Fun Size
Apr. 28, 2010, 11:23 PM
Huh, I had no idea! Well, everyone out there with Juniors....I will be a fully credentialed English/Language Arts teacher with added authorizations in US Government, and maybe music and biology.

Sounds like a dream job to teach riders...I'd travel to the barn, no problem!

Peggy
Apr. 29, 2010, 12:35 AM
College professor here. I don't take attendance. But there is a test or a quiz every week and I will only drop one--if you miss one it's dropped. Miss two--too bad. I have made the very occasional exception (most recently for a student who was stranded by the volcano and couldn't get back to the U.S. after spring break), but it's done by normalizing your grade for the missed quiz to your overall class average. Don't think I've ever excused someone completely for an athletic event, and I can claim to have taught one future Olympian. I don't do makeups. You need to show up for labs to get credit. If the labs aren't full I will let students go another time when the same experiment is being done. Again, I drop a lab, so you can miss one.

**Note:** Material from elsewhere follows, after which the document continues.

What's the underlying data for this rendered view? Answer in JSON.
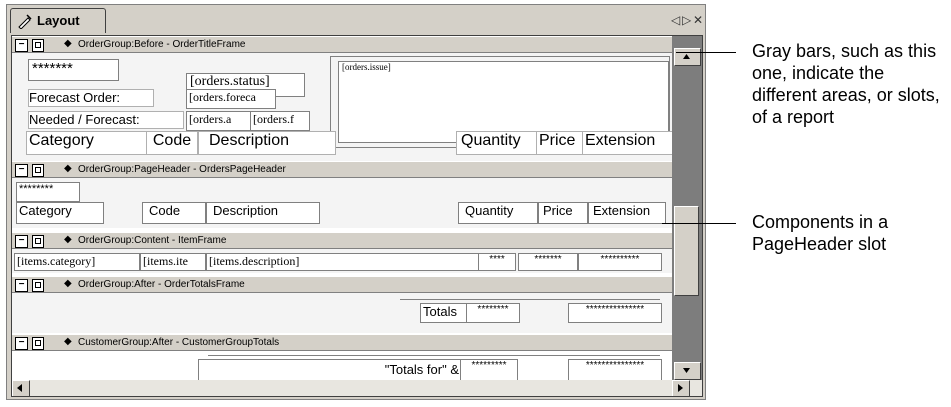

copper1
Apr. 29, 2010, 07:23 AM
We never did the winter circuit but I did pull my kid from school on many occassions to go to weekend shows. I discussed with the principle that riding was an athletic endevour and should have as much consideration as football, hockey or iceskating. I also pointed out that my daughter was an excellent student, and a very successful rider and did bring accolades to her school when she won. Principle was great and totally supported her. he did say that I would get letters from the district pointing out that if she missed more than 20 days she would need a doctor's excuse, etc, but we worked around it.The biggest argument I got was from a school seceratary who , when I went to get my kid early one day, and honestly told her why I was taking my daughter out early. "riding a horse is NOT an excuse to leave school early"! I fired off on her telling her that one, she had no right to tell me if I could or not take my kid out of school, and teo, riding was a sport just as important as any other sport. Principle came out of his office at that point and saved the woman's life! LOL! (My kid did graduate with honors and went on to graduate college with honors so missing some school has not affected her academics!)